Work request: Your answer must contain each line of the listing in which "JSON" appears, copied in full.

+++ Material provided +++

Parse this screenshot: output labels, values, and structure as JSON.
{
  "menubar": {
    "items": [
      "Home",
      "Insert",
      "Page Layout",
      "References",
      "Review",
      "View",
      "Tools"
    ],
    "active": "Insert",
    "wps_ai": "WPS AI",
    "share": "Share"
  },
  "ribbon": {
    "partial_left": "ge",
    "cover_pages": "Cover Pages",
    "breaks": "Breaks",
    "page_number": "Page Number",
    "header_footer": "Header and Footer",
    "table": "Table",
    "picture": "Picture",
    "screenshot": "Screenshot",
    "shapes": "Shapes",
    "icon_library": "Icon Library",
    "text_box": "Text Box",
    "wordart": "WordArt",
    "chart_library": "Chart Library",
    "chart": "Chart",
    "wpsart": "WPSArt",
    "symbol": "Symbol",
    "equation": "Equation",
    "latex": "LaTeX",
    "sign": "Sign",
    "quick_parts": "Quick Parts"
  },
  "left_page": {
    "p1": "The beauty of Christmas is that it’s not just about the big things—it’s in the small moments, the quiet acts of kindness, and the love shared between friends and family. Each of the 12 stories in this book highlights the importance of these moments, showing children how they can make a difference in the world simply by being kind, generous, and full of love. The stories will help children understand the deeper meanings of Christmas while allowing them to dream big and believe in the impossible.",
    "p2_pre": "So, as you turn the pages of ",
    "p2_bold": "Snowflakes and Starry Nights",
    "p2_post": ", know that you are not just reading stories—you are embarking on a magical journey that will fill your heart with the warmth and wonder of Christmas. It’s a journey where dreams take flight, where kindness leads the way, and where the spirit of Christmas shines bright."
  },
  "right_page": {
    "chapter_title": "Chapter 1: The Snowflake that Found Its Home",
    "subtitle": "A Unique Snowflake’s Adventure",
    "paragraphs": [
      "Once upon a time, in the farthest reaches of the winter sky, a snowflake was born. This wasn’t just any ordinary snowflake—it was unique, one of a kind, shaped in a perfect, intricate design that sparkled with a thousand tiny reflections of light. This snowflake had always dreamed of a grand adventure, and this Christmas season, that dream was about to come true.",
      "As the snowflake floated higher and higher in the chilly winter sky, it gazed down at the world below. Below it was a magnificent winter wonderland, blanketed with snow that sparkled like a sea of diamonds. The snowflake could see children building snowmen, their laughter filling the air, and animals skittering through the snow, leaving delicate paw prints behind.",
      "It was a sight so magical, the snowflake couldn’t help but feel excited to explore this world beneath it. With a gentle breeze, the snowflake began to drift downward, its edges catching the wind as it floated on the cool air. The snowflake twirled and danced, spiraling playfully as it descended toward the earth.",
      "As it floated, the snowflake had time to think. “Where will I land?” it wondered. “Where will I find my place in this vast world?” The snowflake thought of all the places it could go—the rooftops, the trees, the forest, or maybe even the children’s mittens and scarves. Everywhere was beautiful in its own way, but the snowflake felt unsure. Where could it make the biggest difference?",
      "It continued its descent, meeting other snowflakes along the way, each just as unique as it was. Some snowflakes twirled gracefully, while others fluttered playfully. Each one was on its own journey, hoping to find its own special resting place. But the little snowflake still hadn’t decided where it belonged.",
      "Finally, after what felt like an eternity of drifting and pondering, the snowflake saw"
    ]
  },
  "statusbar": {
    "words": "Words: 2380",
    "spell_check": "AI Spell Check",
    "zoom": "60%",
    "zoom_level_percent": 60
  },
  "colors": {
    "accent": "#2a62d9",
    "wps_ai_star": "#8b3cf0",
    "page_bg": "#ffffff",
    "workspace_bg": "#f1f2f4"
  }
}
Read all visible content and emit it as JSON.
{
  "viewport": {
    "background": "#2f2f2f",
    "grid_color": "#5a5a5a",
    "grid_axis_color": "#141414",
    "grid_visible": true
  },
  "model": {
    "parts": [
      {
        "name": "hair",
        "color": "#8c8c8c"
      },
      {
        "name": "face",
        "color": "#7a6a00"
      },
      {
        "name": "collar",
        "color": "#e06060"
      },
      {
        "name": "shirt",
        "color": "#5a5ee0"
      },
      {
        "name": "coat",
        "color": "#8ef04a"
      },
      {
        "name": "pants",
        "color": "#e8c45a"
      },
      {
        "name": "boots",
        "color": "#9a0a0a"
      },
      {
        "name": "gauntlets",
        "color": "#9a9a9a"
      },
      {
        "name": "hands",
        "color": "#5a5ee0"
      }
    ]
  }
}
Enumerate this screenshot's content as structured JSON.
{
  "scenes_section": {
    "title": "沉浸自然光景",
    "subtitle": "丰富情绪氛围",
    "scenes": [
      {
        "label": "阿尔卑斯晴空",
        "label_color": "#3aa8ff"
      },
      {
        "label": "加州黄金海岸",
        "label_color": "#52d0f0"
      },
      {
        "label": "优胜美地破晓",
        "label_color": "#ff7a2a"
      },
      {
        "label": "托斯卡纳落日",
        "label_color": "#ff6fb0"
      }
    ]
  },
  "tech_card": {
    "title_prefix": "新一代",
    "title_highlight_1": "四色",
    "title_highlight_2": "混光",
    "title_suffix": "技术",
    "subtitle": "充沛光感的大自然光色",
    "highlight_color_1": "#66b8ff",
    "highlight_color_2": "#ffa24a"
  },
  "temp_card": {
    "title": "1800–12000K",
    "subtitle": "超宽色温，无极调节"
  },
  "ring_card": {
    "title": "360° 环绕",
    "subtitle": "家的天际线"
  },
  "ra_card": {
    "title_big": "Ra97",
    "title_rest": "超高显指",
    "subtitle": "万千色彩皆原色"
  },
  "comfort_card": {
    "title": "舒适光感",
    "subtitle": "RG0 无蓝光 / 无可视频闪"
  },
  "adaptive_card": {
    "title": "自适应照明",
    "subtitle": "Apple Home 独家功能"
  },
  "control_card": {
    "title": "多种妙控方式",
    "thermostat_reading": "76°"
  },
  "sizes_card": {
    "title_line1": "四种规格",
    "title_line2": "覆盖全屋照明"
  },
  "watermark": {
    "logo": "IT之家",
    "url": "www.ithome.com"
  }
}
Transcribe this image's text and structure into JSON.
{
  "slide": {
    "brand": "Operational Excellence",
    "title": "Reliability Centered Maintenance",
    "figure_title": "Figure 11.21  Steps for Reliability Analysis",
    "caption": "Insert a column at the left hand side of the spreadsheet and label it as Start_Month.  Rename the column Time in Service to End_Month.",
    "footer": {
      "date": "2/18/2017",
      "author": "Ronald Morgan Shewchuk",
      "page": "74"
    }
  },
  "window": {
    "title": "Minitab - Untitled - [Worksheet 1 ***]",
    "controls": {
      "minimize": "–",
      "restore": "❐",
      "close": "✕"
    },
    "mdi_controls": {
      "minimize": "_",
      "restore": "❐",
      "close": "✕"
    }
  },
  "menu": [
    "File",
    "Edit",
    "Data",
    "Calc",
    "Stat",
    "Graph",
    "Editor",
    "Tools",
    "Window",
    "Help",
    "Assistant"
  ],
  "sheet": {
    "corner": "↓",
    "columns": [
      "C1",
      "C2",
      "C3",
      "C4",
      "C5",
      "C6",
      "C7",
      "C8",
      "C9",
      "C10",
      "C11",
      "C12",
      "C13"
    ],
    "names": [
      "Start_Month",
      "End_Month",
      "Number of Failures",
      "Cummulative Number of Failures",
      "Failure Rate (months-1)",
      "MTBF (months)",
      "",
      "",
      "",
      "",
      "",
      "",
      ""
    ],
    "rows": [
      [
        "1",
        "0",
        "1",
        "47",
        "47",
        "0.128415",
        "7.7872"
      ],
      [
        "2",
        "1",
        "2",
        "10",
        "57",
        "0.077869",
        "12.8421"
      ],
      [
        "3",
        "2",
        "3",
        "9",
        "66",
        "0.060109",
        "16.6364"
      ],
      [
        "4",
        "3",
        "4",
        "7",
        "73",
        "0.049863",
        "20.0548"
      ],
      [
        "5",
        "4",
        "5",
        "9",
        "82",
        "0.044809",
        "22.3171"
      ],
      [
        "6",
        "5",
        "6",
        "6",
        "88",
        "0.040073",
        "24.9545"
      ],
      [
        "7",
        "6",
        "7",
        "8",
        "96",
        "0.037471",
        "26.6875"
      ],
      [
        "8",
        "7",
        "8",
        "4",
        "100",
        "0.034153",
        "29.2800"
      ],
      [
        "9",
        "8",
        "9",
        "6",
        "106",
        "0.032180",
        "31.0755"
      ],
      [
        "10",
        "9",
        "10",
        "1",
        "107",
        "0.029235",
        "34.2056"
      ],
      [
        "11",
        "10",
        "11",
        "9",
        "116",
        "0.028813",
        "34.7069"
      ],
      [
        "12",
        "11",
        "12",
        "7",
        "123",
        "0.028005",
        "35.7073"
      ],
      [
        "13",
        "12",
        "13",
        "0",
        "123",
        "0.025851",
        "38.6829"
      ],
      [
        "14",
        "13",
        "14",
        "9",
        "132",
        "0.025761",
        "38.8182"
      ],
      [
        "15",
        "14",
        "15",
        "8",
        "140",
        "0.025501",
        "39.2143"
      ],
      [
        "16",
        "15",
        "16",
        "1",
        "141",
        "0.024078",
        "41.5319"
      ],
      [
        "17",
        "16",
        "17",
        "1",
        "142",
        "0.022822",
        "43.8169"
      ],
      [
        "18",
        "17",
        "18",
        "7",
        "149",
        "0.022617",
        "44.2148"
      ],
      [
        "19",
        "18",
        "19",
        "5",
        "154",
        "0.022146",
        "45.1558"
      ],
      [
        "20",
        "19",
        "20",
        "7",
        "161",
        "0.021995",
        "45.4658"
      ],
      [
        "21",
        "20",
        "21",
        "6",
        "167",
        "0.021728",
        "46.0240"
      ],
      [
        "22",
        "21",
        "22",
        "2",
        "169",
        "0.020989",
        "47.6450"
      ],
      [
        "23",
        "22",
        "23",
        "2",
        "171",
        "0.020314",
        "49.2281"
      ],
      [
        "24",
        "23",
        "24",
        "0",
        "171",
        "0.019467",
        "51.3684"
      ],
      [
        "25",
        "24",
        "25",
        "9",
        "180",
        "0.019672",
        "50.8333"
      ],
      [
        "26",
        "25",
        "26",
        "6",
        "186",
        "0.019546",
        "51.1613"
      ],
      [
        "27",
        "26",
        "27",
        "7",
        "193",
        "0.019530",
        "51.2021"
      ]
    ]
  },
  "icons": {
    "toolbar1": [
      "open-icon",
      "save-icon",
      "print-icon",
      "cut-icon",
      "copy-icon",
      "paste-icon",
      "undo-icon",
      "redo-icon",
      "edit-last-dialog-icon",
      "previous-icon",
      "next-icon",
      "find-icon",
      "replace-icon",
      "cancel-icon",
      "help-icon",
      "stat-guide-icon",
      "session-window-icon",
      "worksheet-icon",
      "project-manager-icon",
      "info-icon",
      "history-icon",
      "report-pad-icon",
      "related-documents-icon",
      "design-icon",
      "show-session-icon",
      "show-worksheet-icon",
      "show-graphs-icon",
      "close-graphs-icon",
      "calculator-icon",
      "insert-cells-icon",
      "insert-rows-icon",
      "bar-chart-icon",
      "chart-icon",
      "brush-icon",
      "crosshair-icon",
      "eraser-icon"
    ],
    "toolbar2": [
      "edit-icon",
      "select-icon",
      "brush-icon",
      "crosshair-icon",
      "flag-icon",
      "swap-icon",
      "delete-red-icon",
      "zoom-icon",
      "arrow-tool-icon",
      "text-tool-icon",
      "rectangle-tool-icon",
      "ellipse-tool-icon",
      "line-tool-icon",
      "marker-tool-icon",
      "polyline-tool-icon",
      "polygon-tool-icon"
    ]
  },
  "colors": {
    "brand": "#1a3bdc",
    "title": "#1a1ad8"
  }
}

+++

Solved problem:
Parse this screenshot: output labels, values, and structure as JSON.
Read all visible content and emit it as JSON.
Enumerate this screenshot's content as structured JSON.
Transcribe this image's text and structure into JSON.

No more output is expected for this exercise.